The implemented methods are (Fig. 6):
- horizontal simple shear
- vertical simple shear
Fig. 6. The deformation method window.
With the exception of the displacement method, the applied deformations can be automatically centered on the surface center (example for the rotation method case in Fig. 7), in order to maintain the surface in the surroundings of the defined geographic boundary. However, if preferred, the user can modify the default values.
Fig. 7. The rotation method window: note the center definition options, with the default deformation centering option fixed to the surface center.
A surface can be moved in the space, without rotation or distortion, by given offsets in the x, y and/or z directions (cf. Fig. 8).
The formula is:
The displacement is calculated as the sum of the initial point and the shift vectors.
Fig. 8. The displacement window.
The surface can be rotated by a rotation angle ω around a rotation axis, characterized by given trend (azimuth from geographic North) and plunge values (cf. Fig. 9).
The rotated position is calculated by multiplying the rotation matrix with the initial position vector (EQs. 3.11a-c in ).
a11 = cos ω + cos2α ( 1 - cos ω )
a12 = - cos γ sin ω + cos α cos β ( 1 - cos ω )
a13 = cos β sin ω + cos α cos γ ( 1 - cos ω )
a21 = cos γ sin ω + cos α cos β ( 1 - cos ω )
a22 = cos ω + cos2β ( 1 - cos ω )
a23 = - cos α sin ω + cos β cos γ ( 1 - cos ω )
a31 = - cos β sin ω + cos α cos γ ( 1 - cos ω )
a32 = cos α sin ω + cos β cos γ ( 1 - cos ω )
a33 = cos ω + cos2γ ( 1 - cos ω )
and α is the angle between the rotation axis and the x axis, β is the angle between the rotation axis and the y axis, γ is the angle between the rotation axis and the z axis, and ω is the rotation angle.
The angles between the frame axes and the rotation axis are automatically derived from the rotation axis trend and plunge values.
Fig. 9. The rotation window.
The size of the surface is scaled along the frame axes by three scale factors, Sx, Sy and Sz (cf. Fig. 10).
The transformation matrix is:
Fig. 10. The scaling window.
###Horizontal simple shear
We consider a horizontal simple shear (parallel to the x-y plane) with angle ψ (psi), along a direction that makes an angle α (alpha) with the x-axis (Figs. 11 and 12).
Fig. 11. Shear along the horizontal plane, defined by the x- and y- axes.
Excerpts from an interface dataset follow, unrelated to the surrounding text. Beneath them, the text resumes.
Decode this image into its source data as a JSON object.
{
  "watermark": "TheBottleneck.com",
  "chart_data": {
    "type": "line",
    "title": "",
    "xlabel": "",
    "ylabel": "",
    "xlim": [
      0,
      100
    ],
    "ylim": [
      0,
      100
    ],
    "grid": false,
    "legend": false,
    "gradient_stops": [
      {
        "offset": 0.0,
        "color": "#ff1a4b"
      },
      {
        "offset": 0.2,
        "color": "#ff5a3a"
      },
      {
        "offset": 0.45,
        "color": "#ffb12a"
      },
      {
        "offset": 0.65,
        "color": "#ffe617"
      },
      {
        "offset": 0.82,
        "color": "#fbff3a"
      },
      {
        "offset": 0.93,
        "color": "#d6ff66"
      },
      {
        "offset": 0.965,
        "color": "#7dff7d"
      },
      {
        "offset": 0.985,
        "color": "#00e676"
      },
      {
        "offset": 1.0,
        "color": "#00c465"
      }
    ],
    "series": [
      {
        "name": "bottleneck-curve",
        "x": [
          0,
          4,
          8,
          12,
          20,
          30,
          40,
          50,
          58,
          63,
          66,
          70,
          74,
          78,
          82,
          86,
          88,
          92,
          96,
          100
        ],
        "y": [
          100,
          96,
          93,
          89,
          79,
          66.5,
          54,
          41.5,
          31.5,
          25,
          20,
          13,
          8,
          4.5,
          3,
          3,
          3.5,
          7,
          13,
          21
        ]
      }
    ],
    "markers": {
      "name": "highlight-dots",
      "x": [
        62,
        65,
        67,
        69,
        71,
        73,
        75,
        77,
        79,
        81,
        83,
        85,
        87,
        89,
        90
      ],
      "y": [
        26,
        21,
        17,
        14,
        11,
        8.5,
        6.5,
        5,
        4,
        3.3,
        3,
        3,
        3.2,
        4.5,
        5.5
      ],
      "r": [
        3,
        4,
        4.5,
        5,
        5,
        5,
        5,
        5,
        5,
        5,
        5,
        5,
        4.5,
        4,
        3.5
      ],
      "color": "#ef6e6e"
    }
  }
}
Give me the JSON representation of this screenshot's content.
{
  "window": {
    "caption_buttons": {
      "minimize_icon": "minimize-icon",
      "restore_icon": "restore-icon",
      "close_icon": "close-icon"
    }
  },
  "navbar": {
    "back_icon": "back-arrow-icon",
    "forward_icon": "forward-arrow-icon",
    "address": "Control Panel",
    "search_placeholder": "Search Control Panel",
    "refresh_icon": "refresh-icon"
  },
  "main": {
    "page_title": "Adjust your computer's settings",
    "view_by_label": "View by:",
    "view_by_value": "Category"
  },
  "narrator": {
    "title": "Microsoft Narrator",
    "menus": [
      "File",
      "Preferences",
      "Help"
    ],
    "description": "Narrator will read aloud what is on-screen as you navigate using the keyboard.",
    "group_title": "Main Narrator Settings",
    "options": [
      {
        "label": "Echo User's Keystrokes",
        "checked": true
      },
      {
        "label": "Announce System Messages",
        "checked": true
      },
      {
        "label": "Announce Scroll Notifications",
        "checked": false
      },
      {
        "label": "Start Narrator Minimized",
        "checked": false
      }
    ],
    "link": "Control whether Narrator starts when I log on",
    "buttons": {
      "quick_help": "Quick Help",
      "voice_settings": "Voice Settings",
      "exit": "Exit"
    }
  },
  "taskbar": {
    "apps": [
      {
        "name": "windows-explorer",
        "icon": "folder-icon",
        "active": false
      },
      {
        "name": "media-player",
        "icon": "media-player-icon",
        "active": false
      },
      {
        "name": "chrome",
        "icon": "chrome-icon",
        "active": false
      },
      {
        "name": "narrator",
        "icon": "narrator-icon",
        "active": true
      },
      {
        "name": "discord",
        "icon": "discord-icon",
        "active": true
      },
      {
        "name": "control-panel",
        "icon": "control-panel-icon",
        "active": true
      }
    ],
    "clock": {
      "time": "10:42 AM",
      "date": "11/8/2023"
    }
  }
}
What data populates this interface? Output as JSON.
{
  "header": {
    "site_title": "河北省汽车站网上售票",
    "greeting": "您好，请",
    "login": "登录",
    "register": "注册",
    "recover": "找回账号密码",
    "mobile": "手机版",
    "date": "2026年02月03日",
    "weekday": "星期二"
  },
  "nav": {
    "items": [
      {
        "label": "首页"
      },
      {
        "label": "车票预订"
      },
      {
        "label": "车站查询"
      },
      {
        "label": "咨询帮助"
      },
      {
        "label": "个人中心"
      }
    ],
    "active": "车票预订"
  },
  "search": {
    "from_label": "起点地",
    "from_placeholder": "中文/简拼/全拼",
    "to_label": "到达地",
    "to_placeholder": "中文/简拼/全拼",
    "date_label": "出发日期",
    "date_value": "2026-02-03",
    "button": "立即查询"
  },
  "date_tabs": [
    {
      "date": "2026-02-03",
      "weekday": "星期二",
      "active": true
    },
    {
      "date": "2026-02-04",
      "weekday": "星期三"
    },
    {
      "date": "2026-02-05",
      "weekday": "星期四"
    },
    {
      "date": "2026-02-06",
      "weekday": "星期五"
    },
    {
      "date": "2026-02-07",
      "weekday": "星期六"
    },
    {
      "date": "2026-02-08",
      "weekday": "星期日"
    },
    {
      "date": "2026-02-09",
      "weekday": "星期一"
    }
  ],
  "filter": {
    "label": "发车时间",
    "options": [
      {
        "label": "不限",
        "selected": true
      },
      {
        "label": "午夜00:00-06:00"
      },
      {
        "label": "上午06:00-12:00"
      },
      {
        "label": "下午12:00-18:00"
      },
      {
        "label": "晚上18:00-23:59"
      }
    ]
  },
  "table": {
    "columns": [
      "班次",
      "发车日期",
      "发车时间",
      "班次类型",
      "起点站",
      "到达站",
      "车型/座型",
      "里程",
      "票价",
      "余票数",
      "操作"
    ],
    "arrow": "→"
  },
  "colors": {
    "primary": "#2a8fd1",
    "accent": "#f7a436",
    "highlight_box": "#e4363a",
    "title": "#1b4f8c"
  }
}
Psi is the shear angle. The shear vectors make an angle of alpha with the x-axis.
Following the matrix derivation in , p. 290, the transformation is given by:
where γ is equal to tan( ψ ).
Note the negative sign in the term "-γ sin2α": in , Eq. C.14 the sign is given as positive, but it appears to be inconsistent with both the derivation and the practical application of the formula.
Fig. 12. The horizontal simple shear window.
###Vertical simple shear
A surface can be sheared in the vertical plane, by an angle ψ (psi), along a direction making an angle α (alpha) with the x-axis (Figs. 13 and 14).
Fig. 13. Shear along a vertical axis. The shear plane is vertical, making an angle of alpha with the x-axis. Psi is the shear angle, with shear acting along horizontal vectors.
The transformation is given by:
where γ is equal to tan( ψ ).
Fig. 14. The vertical simple shear window.
 Ramsay, J. G., Huber, M. I., 1983. The techniques of modern structural geology. Volume 1: Strain Analysis. Academic Press, Inc. 307 pp.
 Allmendinger, R.W., Cardozo, N., Fisher, D. M., 2012. Structural geology algorithms. Vectors and tensors. Cambridge University Press. 289 pp.